5 But if anyone has caused grief, he has not grieved me, but all of you to some extent—not to be too severe. 6 This punishment which was inflicted by the majority is sufficient for such a man,
The person referenced here is the person who assaulted Paul’s character, whom Paul dealt with in the letter written between 1 and 2 Corinthians (2 Co 2:3). It had been at least two years since Paul wrote 1 Corinthians.
But if [assumed true] anyone has caused grief,
The person who “caused grief” to the church and to Paul was a Christian. This is clear from the following verses.
he has not grieved me, but all of you to some extent—not to be too severe.
Paul’s primary issue was not the matter that caused him pain but the grief that it caused in the Corinthian church. The apostle himself was not in the business of personal vindication or retribution. Every Christian leader experiences opposition to what he does. Also, every church undergoes problems because there are carnal Christians who will oppose its ministry.
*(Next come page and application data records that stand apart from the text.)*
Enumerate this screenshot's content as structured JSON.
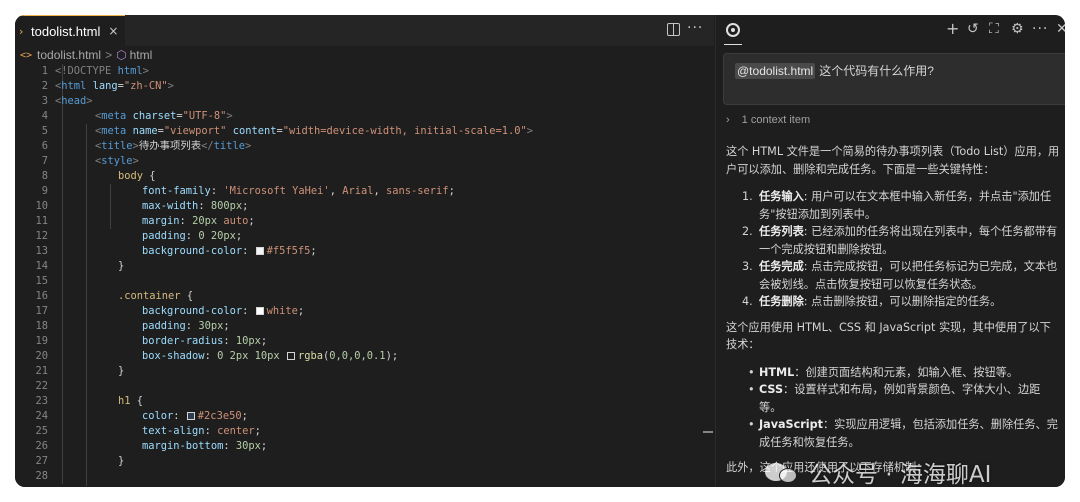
{
  "editor": {
    "tab": {
      "label": "todolist.html",
      "close": "×",
      "chevron": "›"
    },
    "actions": {
      "more": "···"
    },
    "breadcrumb": {
      "icon": "<>",
      "file": "todolist.html",
      "separator": ">",
      "element": "html"
    },
    "line_numbers": [
      "1",
      "2",
      "3",
      "4",
      "5",
      "6",
      "7",
      "8",
      "9",
      "10",
      "11",
      "12",
      "13",
      "14",
      "15",
      "16",
      "17",
      "18",
      "19",
      "20",
      "21",
      "22",
      "23",
      "24",
      "25",
      "26",
      "27",
      "28"
    ],
    "code": {
      "l1": [
        "<!DOCTYPE ",
        "html",
        ">"
      ],
      "l2": [
        "<",
        "html",
        " ",
        "lang",
        "=",
        "\"zh-CN\"",
        ">"
      ],
      "l3": [
        "<",
        "head",
        ">"
      ],
      "l4": [
        "<",
        "meta",
        " ",
        "charset",
        "=",
        "\"UTF-8\"",
        ">"
      ],
      "l5": [
        "<",
        "meta",
        " ",
        "name",
        "=",
        "\"viewport\"",
        " ",
        "content",
        "=",
        "\"width=device-width, initial-scale=1.0\"",
        ">"
      ],
      "l6": [
        "<",
        "title",
        ">",
        "待办事项列表",
        "</",
        "title",
        ">"
      ],
      "l7": [
        "<",
        "style",
        ">"
      ],
      "l8": [
        "body",
        " {"
      ],
      "l9": [
        "font-family",
        ": ",
        "'Microsoft YaHei'",
        ", ",
        "Arial",
        ", ",
        "sans-serif",
        ";"
      ],
      "l10": [
        "max-width",
        ": ",
        "800px",
        ";"
      ],
      "l11": [
        "margin",
        ": ",
        "20px",
        " ",
        "auto",
        ";"
      ],
      "l12": [
        "padding",
        ": ",
        "0",
        " ",
        "20px",
        ";"
      ],
      "l13": [
        "background-color",
        ": ",
        "#f5f5f5",
        ";"
      ],
      "l14": [
        "}"
      ],
      "l16": [
        ".container",
        " {"
      ],
      "l17": [
        "background-color",
        ": ",
        "white",
        ";"
      ],
      "l18": [
        "padding",
        ": ",
        "30px",
        ";"
      ],
      "l19": [
        "border-radius",
        ": ",
        "10px",
        ";"
      ],
      "l20": [
        "box-shadow",
        ": ",
        "0",
        " ",
        "2px",
        " ",
        "10px",
        " ",
        "rgba",
        "(",
        "0,0,0,0.1",
        ");"
      ],
      "l21": [
        "}"
      ],
      "l23": [
        "h1",
        " {"
      ],
      "l24": [
        "color",
        ": ",
        "#2c3e50",
        ";"
      ],
      "l25": [
        "text-align",
        ": ",
        "center",
        ";"
      ],
      "l26": [
        "margin-bottom",
        ": ",
        "30px",
        ";"
      ],
      "l27": [
        "}"
      ]
    },
    "swatch_colors": {
      "bg": "#f5f5f5",
      "white": "#ffffff",
      "shadow": "#1e1e1e",
      "h1": "#2c3e50"
    }
  },
  "chat": {
    "prompt": {
      "mention": "@todolist.html",
      "text": "这个代码有什么作用?"
    },
    "context": {
      "chevron": "›",
      "label": "1 context item"
    },
    "answer": {
      "intro": [
        "这个 HTML 文件是一个简易的待办事项列表（Todo List）应用，用",
        "户可以添加、删除和完成任务。下面是一些关键特性："
      ],
      "features": [
        {
          "num": "1.",
          "title": "任务输入",
          "lines": [
            ": 用户可以在文本框中输入新任务，并点击\"添加任",
            "务\"按钮添加到列表中。"
          ]
        },
        {
          "num": "2.",
          "title": "任务列表",
          "lines": [
            ": 已经添加的任务将出现在列表中，每个任务都带有",
            "一个完成按钮和删除按钮。"
          ]
        },
        {
          "num": "3.",
          "title": "任务完成",
          "lines": [
            ": 点击完成按钮，可以把任务标记为已完成，文本也",
            "会被划线。点击恢复按钮可以恢复任务状态。"
          ]
        },
        {
          "num": "4.",
          "title": "任务删除",
          "lines": [
            ": 点击删除按钮，可以删除指定的任务。"
          ]
        }
      ],
      "tech_intro": [
        "这个应用使用 HTML、CSS 和 JavaScript 实现，其中使用了以下",
        "技术："
      ],
      "tech": [
        {
          "bullet": "•",
          "title": "HTML",
          "lines": [
            "：创建页面结构和元素，如输入框、按钮等。"
          ]
        },
        {
          "bullet": "•",
          "title": "CSS",
          "lines": [
            "：设置样式和布局，例如背景颜色、字体大小、边距",
            "等。"
          ]
        },
        {
          "bullet": "•",
          "title": "JavaScript",
          "lines": [
            "：实现应用逻辑，包括添加任务、删除任务、完",
            "成任务和恢复任务。"
          ]
        }
      ],
      "outro": "此外，这个应用还使用了以下存储机制："
    }
  },
  "watermark": {
    "text": "公众号 · 海海聊AI"
  }
}
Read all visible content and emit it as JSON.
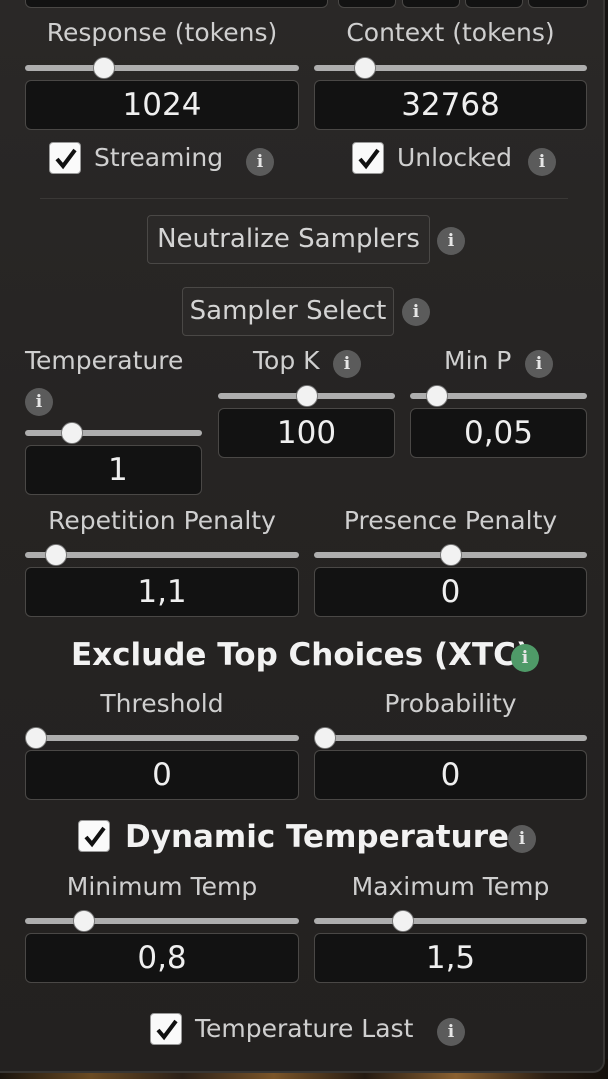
{
  "response": {
    "label": "Response (tokens)",
    "value": "1024",
    "level": 0.27
  },
  "context": {
    "label": "Context (tokens)",
    "value": "32768",
    "level": 0.16
  },
  "streaming": {
    "label": "Streaming",
    "checked": true
  },
  "unlocked": {
    "label": "Unlocked",
    "checked": true
  },
  "neutralize_label": "Neutralize Samplers",
  "sampler_select_label": "Sampler Select",
  "temperature": {
    "label": "Temperature",
    "value": "1",
    "level": 0.23
  },
  "top_k": {
    "label": "Top K",
    "value": "100",
    "level": 0.5
  },
  "min_p": {
    "label": "Min P",
    "value": "0,05",
    "level": 0.1
  },
  "repetition_penalty": {
    "label": "Repetition Penalty",
    "value": "1,1",
    "level": 0.08
  },
  "presence_penalty": {
    "label": "Presence Penalty",
    "value": "0",
    "level": 0.5
  },
  "xtc": {
    "heading": "Exclude Top Choices (XTC)",
    "threshold": {
      "label": "Threshold",
      "value": "0",
      "level": 0.0
    },
    "probability": {
      "label": "Probability",
      "value": "0",
      "level": 0.0
    }
  },
  "dynamic_temperature": {
    "label": "Dynamic Temperature",
    "checked": true,
    "minimum": {
      "label": "Minimum Temp",
      "value": "0,8",
      "level": 0.19
    },
    "maximum": {
      "label": "Maximum Temp",
      "value": "1,5",
      "level": 0.31
    }
  },
  "temperature_last": {
    "label": "Temperature Last",
    "checked": true
  },
  "info_glyph": "i"
}
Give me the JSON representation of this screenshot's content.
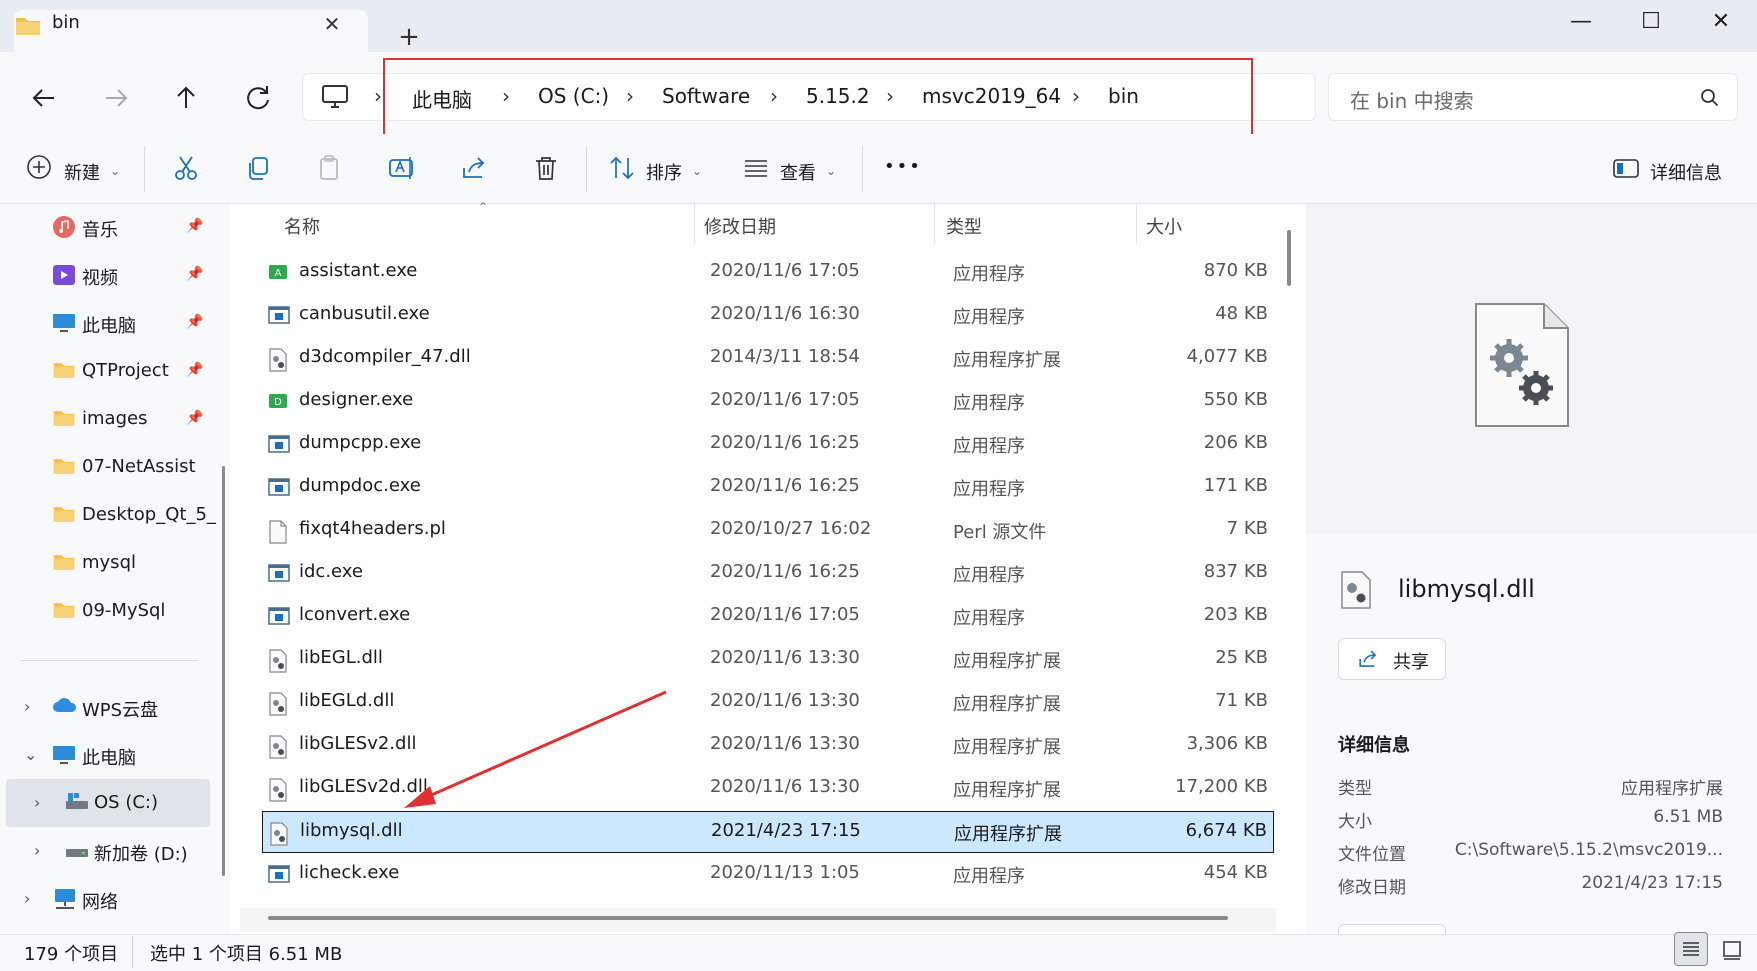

The local body of Christ’s role is to execute church government in cases of discipline; it is an issue of order in the body of Christ.
This punishment [censure] which was inflicted by the majority is sufficient [emphatic] for such a man,
The Corinthian church’s previous discipline was enough for this man. Paul learned this from Titus, who had reported to Paul about the state of the Corinthian church. Most of the church carried this correction to the individual, but not everyone agreed with the decision. Some evidently wanted to punish this man, which is unbiblical. It is possible to carry discipline too far. It is imperative to exercise mercy toward others (Eph 4:32; Co 3:13). One of the greatest exercises of love is forgiveness.
The point of church discipline is not to punish an offender but to restore him to fellowship.
The goal of discipline is to heal, not to punish. The purpose of church discipline is not to recount the person’s wrong or unduly parade his transgressions before the congregation. It should never be vindictive. Retribution is not a biblical way to handle problem people in the congregation. The goal is to bring them back into fellowship with God and the local church (Mt 18:18-20).